Increasing incidences of farmer-herder incessant clashes in Nigeria have attendant consequences on population migration, hunger, and health challenges in human settlements (known as Internally Displaced People’s (IDP) Camps). As a result, the number of children displaced from school and maternal mortality rates soared between 2016 and 2018. Although the focus of this research project was on a sustainable approach to grassroots-based solutions which includes the three major focal points of food security, waste management and education. The study was narrowed to food security in changing climate regimes in sub-Saharan Africa. The aim was to use participatory action research (PAR) tool to determine the suitability or otherwise, of creating local solutions and setting up local Benue Food co-ops. The study objectives, amongst others, is to address some of the immediate climate-impact challenges. The participatory action research process tool is suitable because it improves a program, process, or practice or to solve real-world problems. Major outcome is a comprehensive climate adaptive model food co-op. Additional work will be needed in the future to address sustainable waste management systems (environmental and public health concerns), in the affected communities and develop a strategic plan to address the out-of-school children’s needs by establishing community based educational support across the Benue state. Results of the study reveal that climate adaptation measures such as people-oriented (Food co-operative) initiative being proposed. This is significant as it will aid in developing spatial organization of communities affected by climate change as well as improving livelihood activities in economically disadvantaged neighborhoods.
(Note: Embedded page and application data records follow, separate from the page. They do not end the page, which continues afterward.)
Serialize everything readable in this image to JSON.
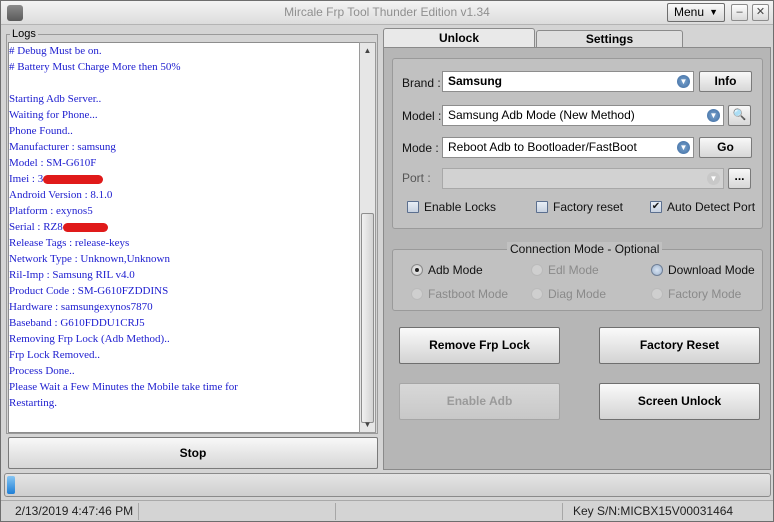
{
  "window": {
    "title": "Mircale Frp Tool Thunder Edition v1.34",
    "menu_label": "Menu"
  },
  "logs": {
    "label": "Logs",
    "lines": [
      {
        "text": " # Debug Must be on."
      },
      {
        "text": " # Battery Must Charge More then 50%"
      },
      {
        "text": ""
      },
      {
        "text": " Starting Adb Server.."
      },
      {
        "text": " Waiting for Phone..."
      },
      {
        "text": " Phone Found.."
      },
      {
        "text": " Manufacturer : samsung"
      },
      {
        "text": " Model : SM-G610F"
      },
      {
        "text": " Imei  : 3",
        "redact": 60
      },
      {
        "text": " Android Version : 8.1.0"
      },
      {
        "text": " Platform : exynos5"
      },
      {
        "text": " Serial : RZ8",
        "redact": 45
      },
      {
        "text": " Release Tags : release-keys"
      },
      {
        "text": " Network Type : Unknown,Unknown"
      },
      {
        "text": " Ril-Imp : Samsung RIL v4.0"
      },
      {
        "text": " Product Code : SM-G610FZDDINS"
      },
      {
        "text": " Hardware : samsungexynos7870"
      },
      {
        "text": " Baseband : G610FDDU1CRJ5"
      },
      {
        "text": " Removing Frp Lock (Adb Method).."
      },
      {
        "text": " Frp Lock Removed.."
      },
      {
        "text": " Process Done.."
      },
      {
        "text": " Please Wait a Few Minutes the Mobile take time for"
      },
      {
        "text": "Restarting."
      }
    ],
    "stop_label": "Stop"
  },
  "tabs": {
    "unlock": "Unlock",
    "settings": "Settings"
  },
  "form": {
    "brand_label": "Brand :",
    "brand_value": "Samsung",
    "info_label": "Info",
    "model_label": "Model :",
    "model_value": "Samsung Adb Mode (New Method)",
    "mode_label": "Mode :",
    "mode_value": "Reboot Adb to Bootloader/FastBoot",
    "go_label": "Go",
    "port_label": "Port :",
    "port_value": "",
    "port_btn": "...",
    "enable_locks": "Enable Locks",
    "factory_reset": "Factory reset",
    "auto_detect": "Auto Detect Port"
  },
  "connection": {
    "legend": "Connection Mode - Optional",
    "adb": "Adb Mode",
    "edl": "Edl Mode",
    "download": "Download Mode",
    "fastboot": "Fastboot Mode",
    "diag": "Diag Mode",
    "factory": "Factory Mode"
  },
  "actions": {
    "remove_frp": "Remove Frp Lock",
    "factory_reset": "Factory Reset",
    "enable_adb": "Enable Adb",
    "screen_unlock": "Screen Unlock"
  },
  "progress": {
    "value": 0.01
  },
  "status": {
    "datetime": "2/13/2019 4:47:46 PM",
    "key_sn": "Key S/N:MICBX15V00031464"
  },
  "colors": {
    "log_text": "#1c1ccf",
    "redaction": "#e01a1a",
    "progress": "#1f7fd6"
  }
}
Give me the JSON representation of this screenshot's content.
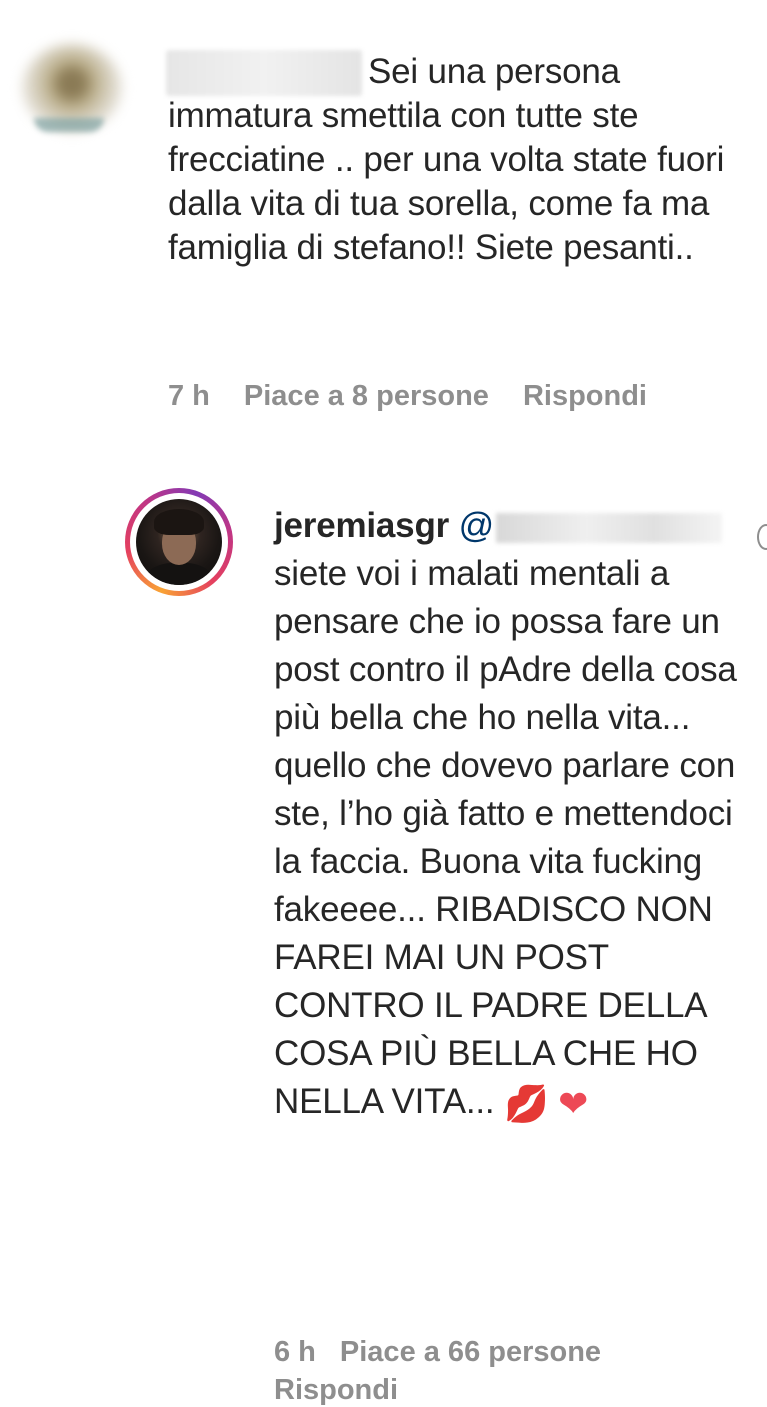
{
  "comments": [
    {
      "username_hidden": true,
      "text": "Sei una persona immatura smettila con tutte ste frecciatine .. per una volta state fuori dalla vita di tua sorella, come fa ma famiglia di stefano!! Siete pesanti..",
      "time": "7 h",
      "likes": "Piace a 8 persone",
      "reply": "Rispondi"
    },
    {
      "username": "jeremiasgr",
      "mention_prefix": "@",
      "text": "siete voi i malati mentali a pensare che io possa fare un post contro il pAdre della cosa più bella che ho nella vita... quello che dovevo parlare con ste, l’ho già fatto e mettendoci la faccia. Buona vita fucking fakeeee... RIBADISCO NON FAREI MAI UN POST CONTRO IL PADRE DELLA COSA PIÙ BELLA CHE HO NELLA VITA...",
      "emoji_1": "💋",
      "emoji_2": "❤",
      "time": "6 h",
      "likes": "Piace a 66 persone",
      "reply": "Rispondi"
    }
  ],
  "icons": {
    "avatar_1": "blurred-avatar",
    "avatar_2": "profile-photo-with-story-ring",
    "emoji_1": "kiss-mark-icon",
    "emoji_2": "heart-icon"
  }
}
Key Words: Climate Change, Food Security, Community Capital, Sustainability